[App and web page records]
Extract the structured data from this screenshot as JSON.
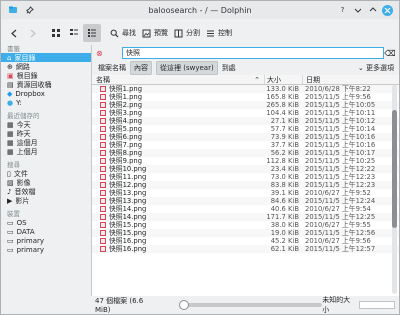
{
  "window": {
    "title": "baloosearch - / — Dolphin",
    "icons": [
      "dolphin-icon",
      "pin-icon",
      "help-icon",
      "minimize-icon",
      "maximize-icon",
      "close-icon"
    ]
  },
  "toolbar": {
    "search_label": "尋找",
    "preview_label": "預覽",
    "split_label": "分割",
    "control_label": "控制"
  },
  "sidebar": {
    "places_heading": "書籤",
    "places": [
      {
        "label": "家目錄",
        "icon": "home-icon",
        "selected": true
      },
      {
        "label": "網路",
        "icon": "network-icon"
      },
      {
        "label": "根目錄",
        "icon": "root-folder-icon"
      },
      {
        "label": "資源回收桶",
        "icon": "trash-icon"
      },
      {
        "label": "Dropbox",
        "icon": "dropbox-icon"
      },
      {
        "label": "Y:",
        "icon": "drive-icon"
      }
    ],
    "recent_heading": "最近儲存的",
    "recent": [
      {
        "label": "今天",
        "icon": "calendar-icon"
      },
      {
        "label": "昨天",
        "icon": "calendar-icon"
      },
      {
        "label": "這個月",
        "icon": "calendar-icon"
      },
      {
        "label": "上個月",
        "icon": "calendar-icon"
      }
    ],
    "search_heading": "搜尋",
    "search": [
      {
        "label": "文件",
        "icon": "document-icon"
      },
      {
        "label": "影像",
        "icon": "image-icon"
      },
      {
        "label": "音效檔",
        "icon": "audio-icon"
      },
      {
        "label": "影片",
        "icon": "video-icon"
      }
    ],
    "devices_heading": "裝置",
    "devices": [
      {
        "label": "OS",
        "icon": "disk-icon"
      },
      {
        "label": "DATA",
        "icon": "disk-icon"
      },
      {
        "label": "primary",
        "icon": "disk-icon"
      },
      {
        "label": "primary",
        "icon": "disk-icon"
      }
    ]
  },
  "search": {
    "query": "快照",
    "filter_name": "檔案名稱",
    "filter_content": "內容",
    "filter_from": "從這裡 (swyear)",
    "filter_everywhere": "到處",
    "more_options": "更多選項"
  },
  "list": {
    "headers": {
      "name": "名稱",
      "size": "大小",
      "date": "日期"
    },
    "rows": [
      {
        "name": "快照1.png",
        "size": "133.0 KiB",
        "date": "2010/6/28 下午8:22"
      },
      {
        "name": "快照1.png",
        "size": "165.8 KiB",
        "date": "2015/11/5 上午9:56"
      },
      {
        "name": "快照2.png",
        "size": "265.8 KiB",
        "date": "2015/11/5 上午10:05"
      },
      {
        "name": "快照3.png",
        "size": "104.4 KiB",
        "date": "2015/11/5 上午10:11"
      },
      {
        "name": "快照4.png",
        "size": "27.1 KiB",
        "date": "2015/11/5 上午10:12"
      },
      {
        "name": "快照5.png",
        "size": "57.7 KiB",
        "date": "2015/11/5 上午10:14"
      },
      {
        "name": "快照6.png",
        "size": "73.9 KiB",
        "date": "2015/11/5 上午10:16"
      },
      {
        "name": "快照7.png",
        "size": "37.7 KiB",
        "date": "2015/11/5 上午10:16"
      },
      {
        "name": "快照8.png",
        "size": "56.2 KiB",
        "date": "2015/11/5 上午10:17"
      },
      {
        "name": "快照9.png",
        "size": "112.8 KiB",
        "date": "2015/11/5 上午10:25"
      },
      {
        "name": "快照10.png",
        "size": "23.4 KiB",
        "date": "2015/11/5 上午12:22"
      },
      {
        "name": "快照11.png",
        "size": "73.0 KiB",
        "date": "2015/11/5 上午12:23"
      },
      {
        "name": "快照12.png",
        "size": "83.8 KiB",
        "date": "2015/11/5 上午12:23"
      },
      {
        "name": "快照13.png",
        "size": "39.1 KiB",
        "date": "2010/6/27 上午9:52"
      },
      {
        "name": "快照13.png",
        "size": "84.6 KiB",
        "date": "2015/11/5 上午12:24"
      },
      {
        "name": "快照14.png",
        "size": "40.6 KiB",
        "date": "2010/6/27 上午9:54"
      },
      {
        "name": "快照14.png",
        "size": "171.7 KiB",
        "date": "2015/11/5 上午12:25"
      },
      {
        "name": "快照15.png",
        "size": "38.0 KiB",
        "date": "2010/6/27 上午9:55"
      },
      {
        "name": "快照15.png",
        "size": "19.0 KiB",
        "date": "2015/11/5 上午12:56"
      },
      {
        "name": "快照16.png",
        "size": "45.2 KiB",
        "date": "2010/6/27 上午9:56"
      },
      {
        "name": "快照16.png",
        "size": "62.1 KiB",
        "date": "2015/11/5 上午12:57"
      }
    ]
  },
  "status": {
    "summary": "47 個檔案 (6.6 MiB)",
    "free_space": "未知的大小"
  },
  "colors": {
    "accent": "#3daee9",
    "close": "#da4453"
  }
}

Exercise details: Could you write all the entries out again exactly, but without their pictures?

The completed task:
Extract the structured data from this screenshot as JSON.
{
  "window": {
    "title": "baloosearch - / — Dolphin",
    "icons": [
      "dolphin-icon",
      "pin-icon",
      "help-icon",
      "minimize-icon",
      "maximize-icon",
      "close-icon"
    ]
  },
  "toolbar": {
    "search_label": "尋找",
    "preview_label": "預覽",
    "split_label": "分割",
    "control_label": "控制"
  },
  "sidebar": {
    "places_heading": "書籤",
    "places": [
      {
        "label": "家目錄",
        "icon": "home-icon",
        "selected": true
      },
      {
        "label": "網路",
        "icon": "network-icon"
      },
      {
        "label": "根目錄",
        "icon": "root-folder-icon"
      },
      {
        "label": "資源回收桶",
        "icon": "trash-icon"
      },
      {
        "label": "Dropbox",
        "icon": "dropbox-icon"
      },
      {
        "label": "Y:",
        "icon": "drive-icon"
      }
    ],
    "recent_heading": "最近儲存的",
    "recent": [
      {
        "label": "今天",
        "icon": "calendar-icon"
      },
      {
        "label": "昨天",
        "icon": "calendar-icon"
      },
      {
        "label": "這個月",
        "icon": "calendar-icon"
      },
      {
        "label": "上個月",
        "icon": "calendar-icon"
      }
    ],
    "search_heading": "搜尋",
    "search": [
      {
        "label": "文件",
        "icon": "document-icon"
      },
      {
        "label": "影像",
        "icon": "image-icon"
      },
      {
        "label": "音效檔",
        "icon": "audio-icon"
      },
      {
        "label": "影片",
        "icon": "video-icon"
      }
    ],
    "devices_heading": "裝置",
    "devices": [
      {
        "label": "OS",
        "icon": "disk-icon"
      },
      {
        "label": "DATA",
        "icon": "disk-icon"
      },
      {
        "label": "primary",
        "icon": "disk-icon"
      },
      {
        "label": "primary",
        "icon": "disk-icon"
      }
    ]
  },
  "search": {
    "query": "快照",
    "filter_name": "檔案名稱",
    "filter_content": "內容",
    "filter_from": "從這裡 (swyear)",
    "filter_everywhere": "到處",
    "more_options": "更多選項"
  },
  "list": {
    "headers": {
      "name": "名稱",
      "size": "大小",
      "date": "日期"
    },
    "rows": [
      {
        "name": "快照1.png",
        "size": "133.0 KiB",
        "date": "2010/6/28 下午8:22"
      },
      {
        "name": "快照1.png",
        "size": "165.8 KiB",
        "date": "2015/11/5 上午9:56"
      },
      {
        "name": "快照2.png",
        "size": "265.8 KiB",
        "date": "2015/11/5 上午10:05"
      },
      {
        "name": "快照3.png",
        "size": "104.4 KiB",
        "date": "2015/11/5 上午10:11"
      },
      {
        "name": "快照4.png",
        "size": "27.1 KiB",
        "date": "2015/11/5 上午10:12"
      },
      {
        "name": "快照5.png",
        "size": "57.7 KiB",
        "date": "2015/11/5 上午10:14"
      },
      {
        "name": "快照6.png",
        "size": "73.9 KiB",
        "date": "2015/11/5 上午10:16"
      },
      {
        "name": "快照7.png",
        "size": "37.7 KiB",
        "date": "2015/11/5 上午10:16"
      },
      {
        "name": "快照8.png",
        "size": "56.2 KiB",
        "date": "2015/11/5 上午10:17"
      },
      {
        "name": "快照9.png",
        "size": "112.8 KiB",
        "date": "2015/11/5 上午10:25"
      },
      {
        "name": "快照10.png",
        "size": "23.4 KiB",
        "date": "2015/11/5 上午12:22"
      },
      {
        "name": "快照11.png",
        "size": "73.0 KiB",
        "date": "2015/11/5 上午12:23"
      },
      {
        "name": "快照12.png",
        "size": "83.8 KiB",
        "date": "2015/11/5 上午12:23"
      },
      {
        "name": "快照13.png",
        "size": "39.1 KiB",
        "date": "2010/6/27 上午9:52"
      },
      {
        "name": "快照13.png",
        "size": "84.6 KiB",
        "date": "2015/11/5 上午12:24"
      },
      {
        "name": "快照14.png",
        "size": "40.6 KiB",
        "date": "2010/6/27 上午9:54"
      },
      {
        "name": "快照14.png",
        "size": "171.7 KiB",
        "date": "2015/11/5 上午12:25"
      },
      {
        "name": "快照15.png",
        "size": "38.0 KiB",
        "date": "2010/6/27 上午9:55"
      },
      {
        "name": "快照15.png",
        "size": "19.0 KiB",
        "date": "2015/11/5 上午12:56"
      },
      {
        "name": "快照16.png",
        "size": "45.2 KiB",
        "date": "2010/6/27 上午9:56"
      },
      {
        "name": "快照16.png",
        "size": "62.1 KiB",
        "date": "2015/11/5 上午12:57"
      }
    ]
  },
  "status": {
    "summary": "47 個檔案 (6.6 MiB)",
    "free_space": "未知的大小"
  },
  "colors": {
    "accent": "#3daee9",
    "close": "#da4453"
  }
}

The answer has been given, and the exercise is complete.